Exercise inputs Block Start

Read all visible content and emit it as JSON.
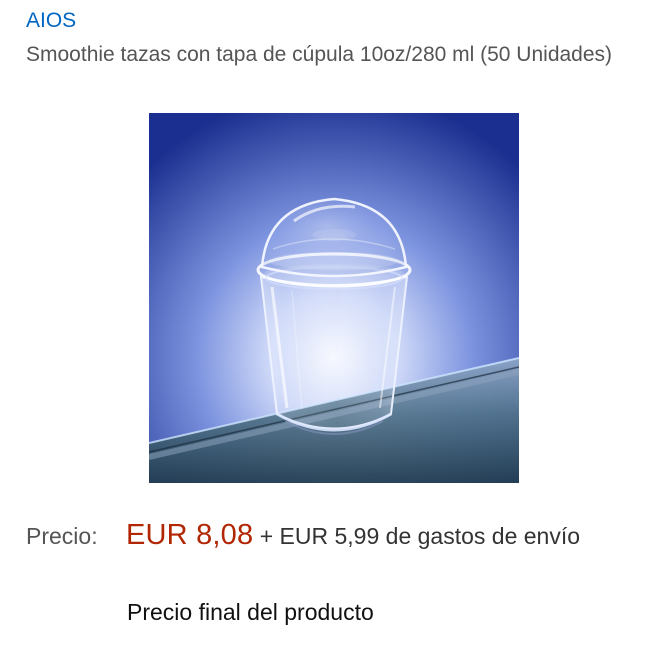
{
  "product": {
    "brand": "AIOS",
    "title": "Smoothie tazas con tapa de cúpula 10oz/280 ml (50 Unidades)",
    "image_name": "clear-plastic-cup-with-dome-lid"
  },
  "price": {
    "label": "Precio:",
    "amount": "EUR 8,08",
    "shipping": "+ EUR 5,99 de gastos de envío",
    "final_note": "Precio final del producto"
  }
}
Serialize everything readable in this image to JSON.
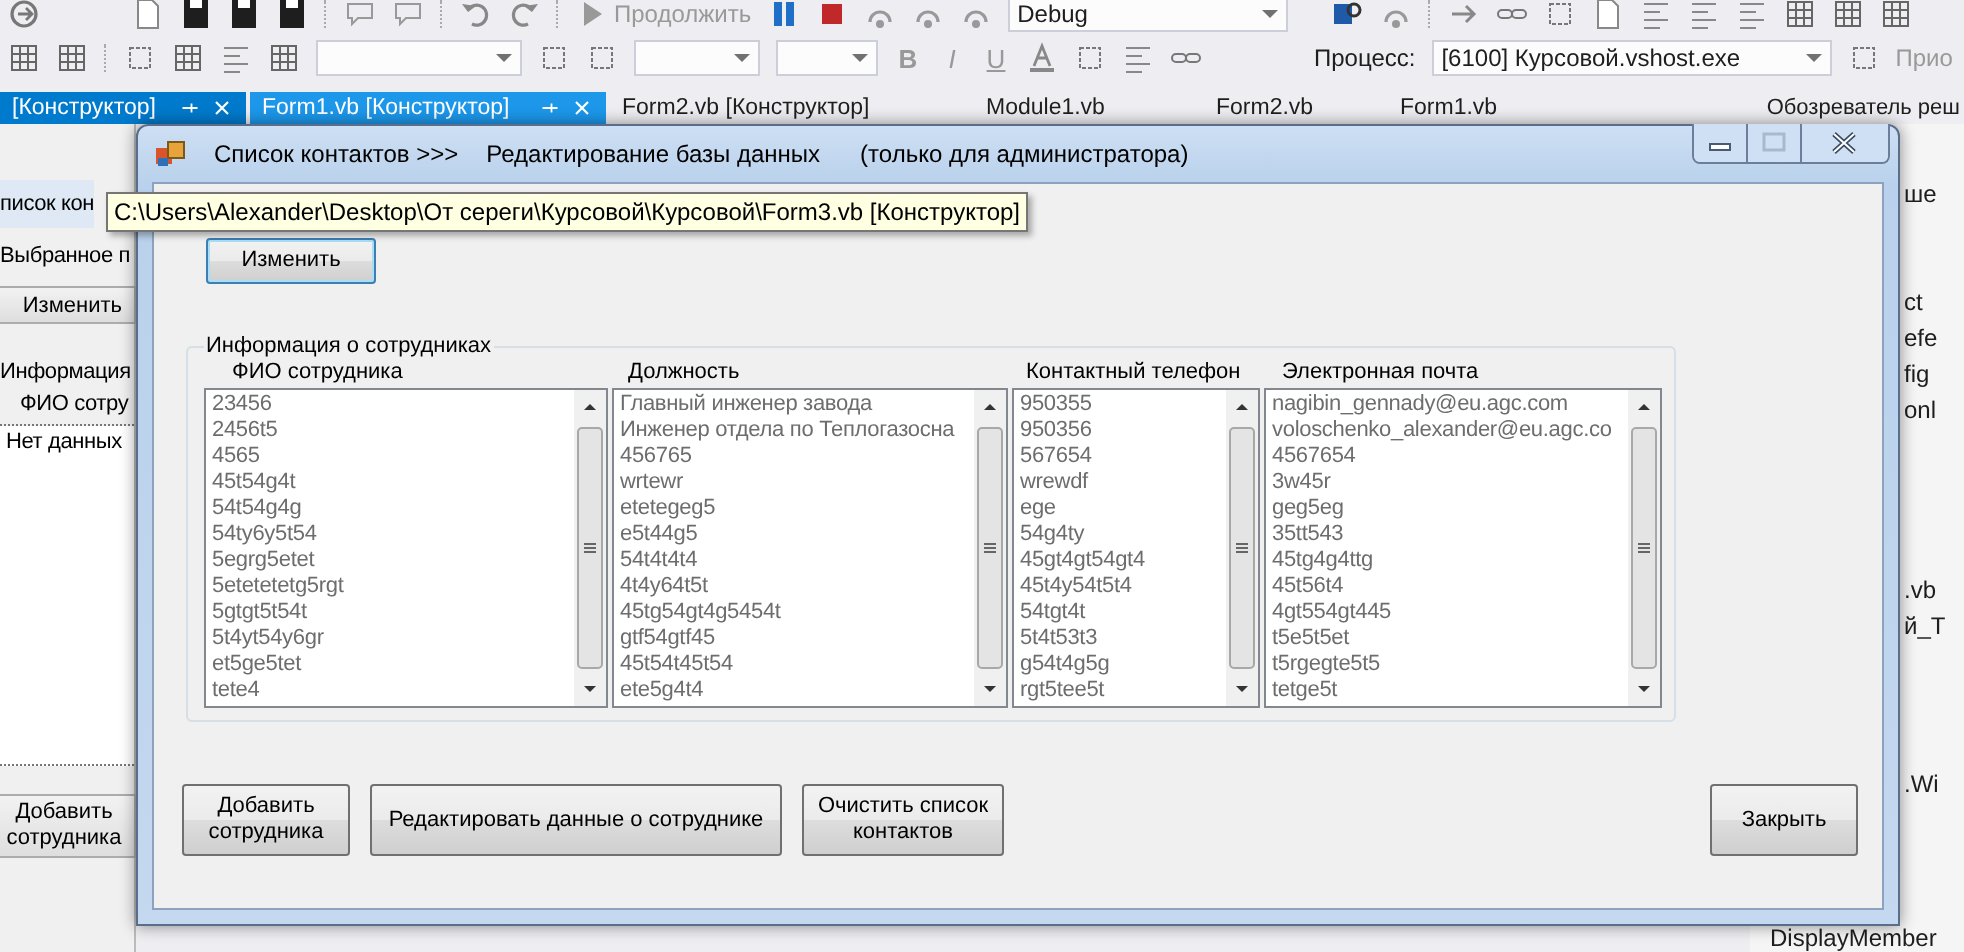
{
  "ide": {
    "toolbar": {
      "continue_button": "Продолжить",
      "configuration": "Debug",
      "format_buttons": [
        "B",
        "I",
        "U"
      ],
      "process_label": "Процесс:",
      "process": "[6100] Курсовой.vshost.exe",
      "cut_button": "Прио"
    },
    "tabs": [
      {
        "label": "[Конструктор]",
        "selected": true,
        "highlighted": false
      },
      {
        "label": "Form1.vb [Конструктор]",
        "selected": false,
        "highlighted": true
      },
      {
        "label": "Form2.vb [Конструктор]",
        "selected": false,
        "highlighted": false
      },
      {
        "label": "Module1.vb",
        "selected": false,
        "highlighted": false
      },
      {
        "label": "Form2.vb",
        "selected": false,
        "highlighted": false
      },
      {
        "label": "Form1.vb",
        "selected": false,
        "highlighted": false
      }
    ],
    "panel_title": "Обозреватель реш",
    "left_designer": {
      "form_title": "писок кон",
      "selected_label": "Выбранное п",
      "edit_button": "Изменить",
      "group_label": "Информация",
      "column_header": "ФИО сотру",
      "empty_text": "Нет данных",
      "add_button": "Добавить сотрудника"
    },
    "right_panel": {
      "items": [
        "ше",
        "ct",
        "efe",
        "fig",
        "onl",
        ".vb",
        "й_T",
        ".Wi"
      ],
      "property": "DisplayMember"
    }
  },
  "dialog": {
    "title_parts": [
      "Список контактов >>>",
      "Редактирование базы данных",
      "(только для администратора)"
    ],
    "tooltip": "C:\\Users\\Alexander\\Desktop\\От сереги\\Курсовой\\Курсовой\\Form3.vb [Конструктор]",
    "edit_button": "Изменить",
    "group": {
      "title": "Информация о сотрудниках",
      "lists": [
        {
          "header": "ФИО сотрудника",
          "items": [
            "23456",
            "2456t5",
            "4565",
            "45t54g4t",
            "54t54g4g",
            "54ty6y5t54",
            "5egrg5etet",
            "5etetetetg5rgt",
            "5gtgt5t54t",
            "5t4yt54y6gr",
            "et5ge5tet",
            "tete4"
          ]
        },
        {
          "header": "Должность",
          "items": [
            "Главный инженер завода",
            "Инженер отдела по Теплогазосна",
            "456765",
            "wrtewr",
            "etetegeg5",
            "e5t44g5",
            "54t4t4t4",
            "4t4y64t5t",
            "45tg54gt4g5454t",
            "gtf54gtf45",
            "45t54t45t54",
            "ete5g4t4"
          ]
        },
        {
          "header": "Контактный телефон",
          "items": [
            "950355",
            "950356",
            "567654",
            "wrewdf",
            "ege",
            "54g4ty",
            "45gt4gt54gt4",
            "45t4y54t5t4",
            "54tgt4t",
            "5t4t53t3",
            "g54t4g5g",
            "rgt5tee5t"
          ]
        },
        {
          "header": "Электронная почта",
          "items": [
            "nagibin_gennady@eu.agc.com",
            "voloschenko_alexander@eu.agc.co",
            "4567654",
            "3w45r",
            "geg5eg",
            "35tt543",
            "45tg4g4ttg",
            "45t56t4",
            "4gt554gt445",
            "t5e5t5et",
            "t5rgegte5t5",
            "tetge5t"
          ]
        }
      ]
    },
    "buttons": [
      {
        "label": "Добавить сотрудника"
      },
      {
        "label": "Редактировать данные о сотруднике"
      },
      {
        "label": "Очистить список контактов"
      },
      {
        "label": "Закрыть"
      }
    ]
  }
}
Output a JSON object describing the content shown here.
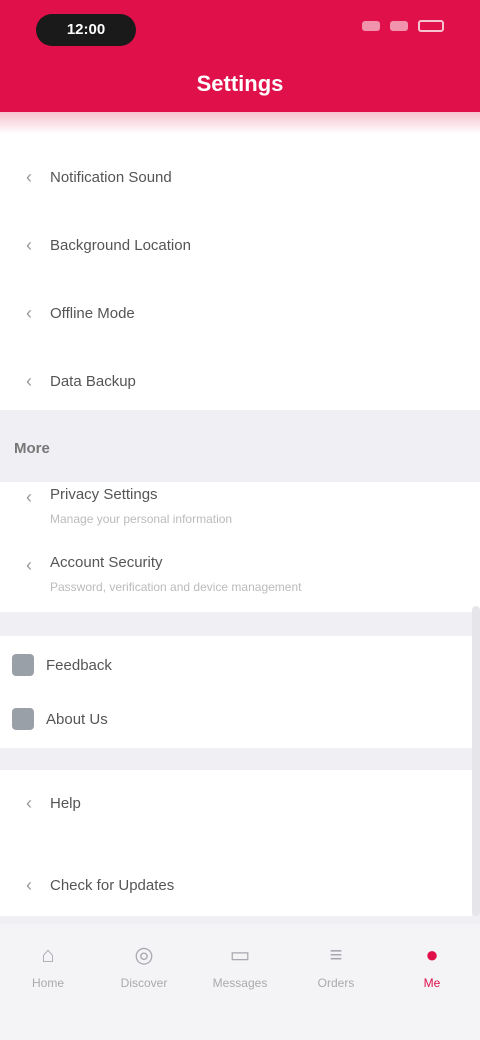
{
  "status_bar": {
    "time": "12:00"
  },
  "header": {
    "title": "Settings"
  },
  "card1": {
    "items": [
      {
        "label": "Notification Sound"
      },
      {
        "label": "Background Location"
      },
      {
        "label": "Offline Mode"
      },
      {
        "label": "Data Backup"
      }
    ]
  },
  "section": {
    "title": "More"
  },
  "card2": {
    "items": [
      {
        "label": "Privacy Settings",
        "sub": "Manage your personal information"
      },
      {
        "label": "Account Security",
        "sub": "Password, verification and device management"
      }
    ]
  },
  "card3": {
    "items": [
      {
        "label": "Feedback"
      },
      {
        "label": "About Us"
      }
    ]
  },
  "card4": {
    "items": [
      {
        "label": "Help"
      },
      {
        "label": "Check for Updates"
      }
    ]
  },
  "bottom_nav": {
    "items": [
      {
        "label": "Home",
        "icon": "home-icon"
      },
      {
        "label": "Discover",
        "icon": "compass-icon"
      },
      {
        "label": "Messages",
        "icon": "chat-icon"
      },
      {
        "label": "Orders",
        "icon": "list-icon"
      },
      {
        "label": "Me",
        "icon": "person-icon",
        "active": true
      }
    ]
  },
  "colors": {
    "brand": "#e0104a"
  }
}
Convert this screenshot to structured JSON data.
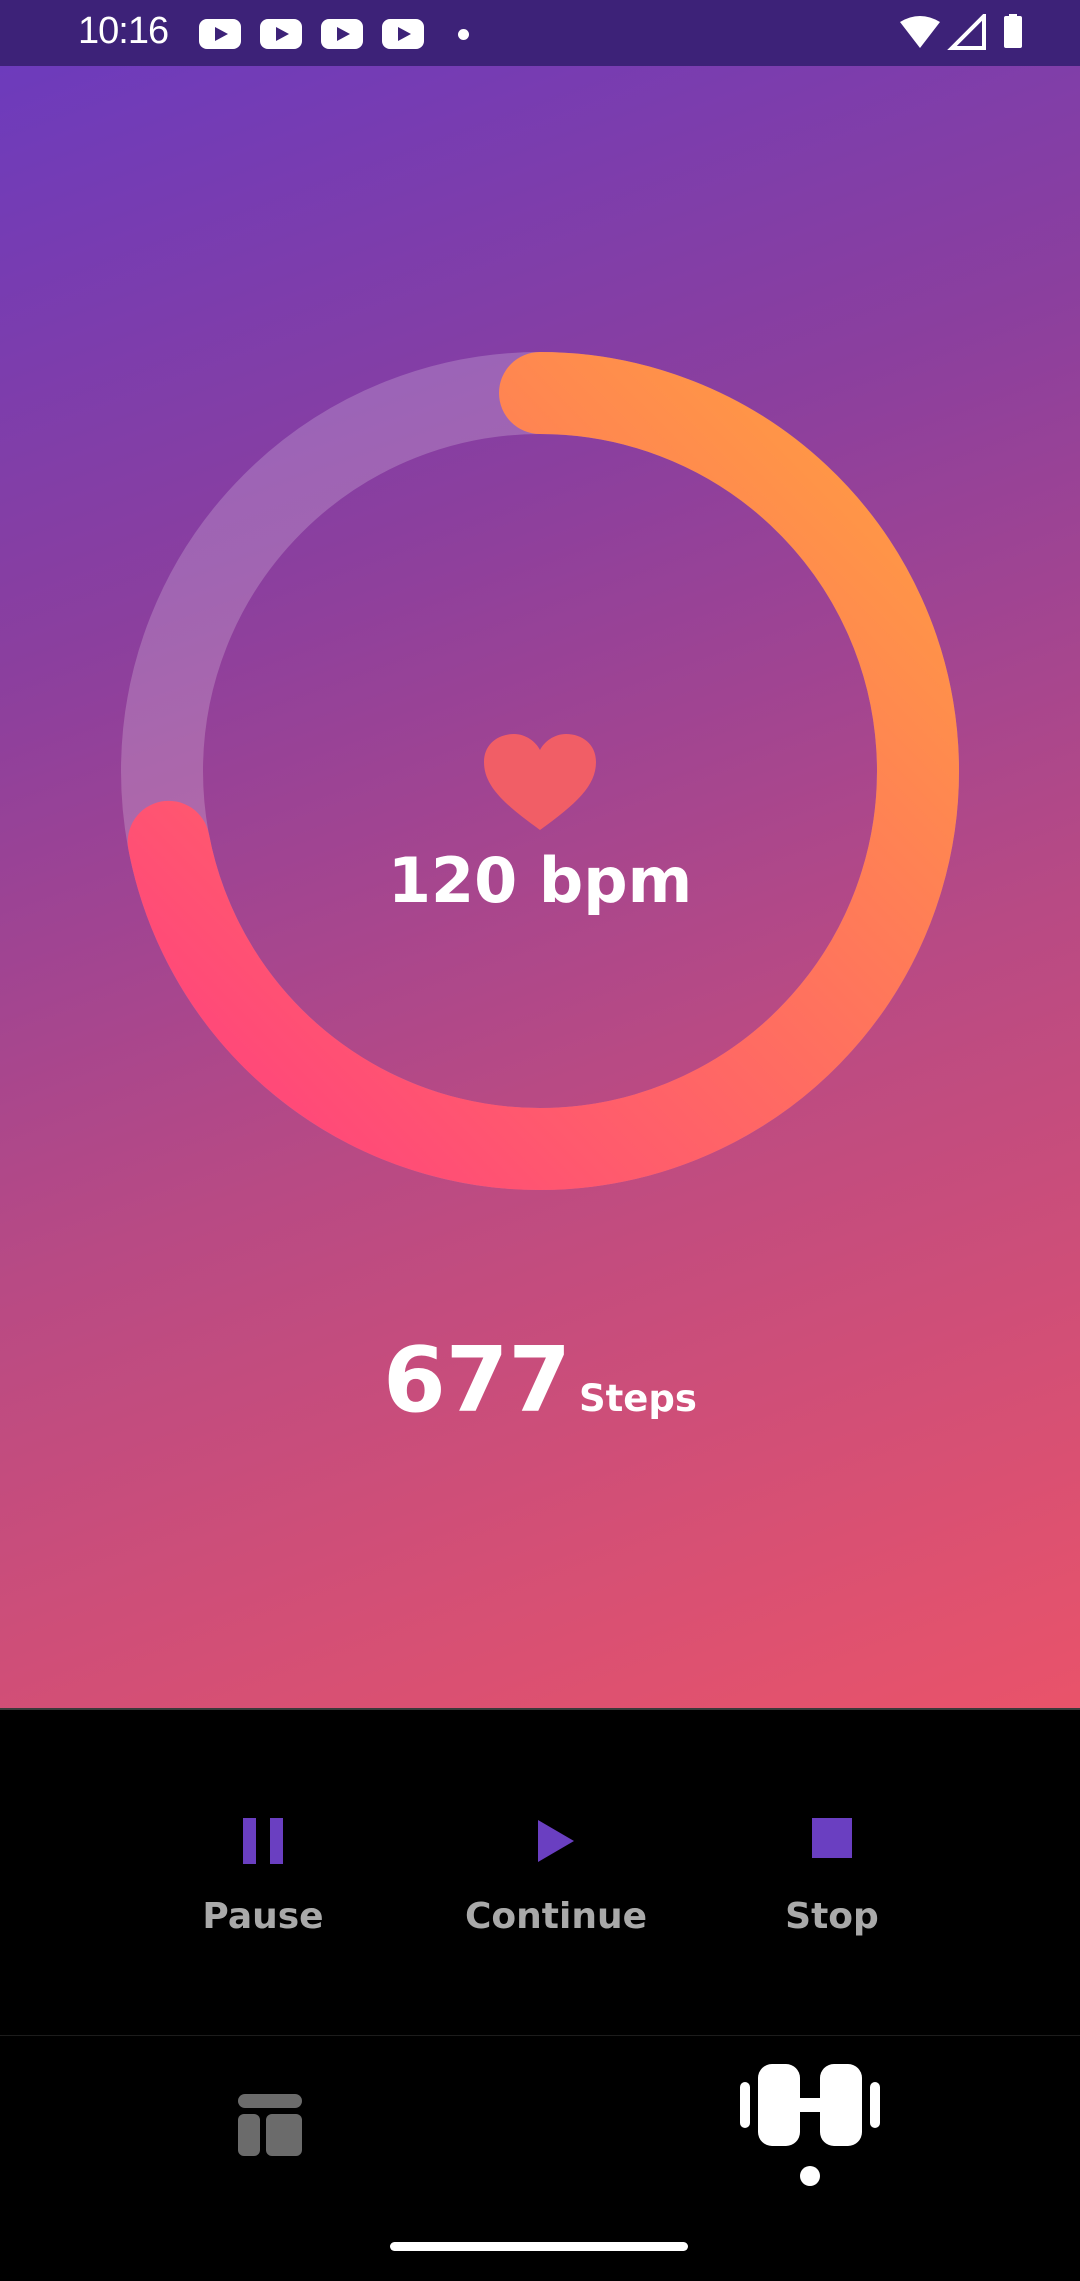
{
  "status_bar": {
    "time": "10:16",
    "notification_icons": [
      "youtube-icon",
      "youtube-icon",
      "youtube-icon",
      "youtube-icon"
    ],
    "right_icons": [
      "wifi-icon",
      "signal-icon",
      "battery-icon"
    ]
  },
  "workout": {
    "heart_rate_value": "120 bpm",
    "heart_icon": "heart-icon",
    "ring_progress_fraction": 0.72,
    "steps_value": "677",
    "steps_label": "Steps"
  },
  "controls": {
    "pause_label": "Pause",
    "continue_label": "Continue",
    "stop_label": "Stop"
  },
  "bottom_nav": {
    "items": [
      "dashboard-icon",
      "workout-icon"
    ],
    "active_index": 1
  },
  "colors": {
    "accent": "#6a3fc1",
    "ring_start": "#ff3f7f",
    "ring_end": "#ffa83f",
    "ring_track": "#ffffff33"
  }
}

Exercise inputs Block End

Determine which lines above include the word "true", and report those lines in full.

        "selected": true,
        "highlighted": true
        "active": true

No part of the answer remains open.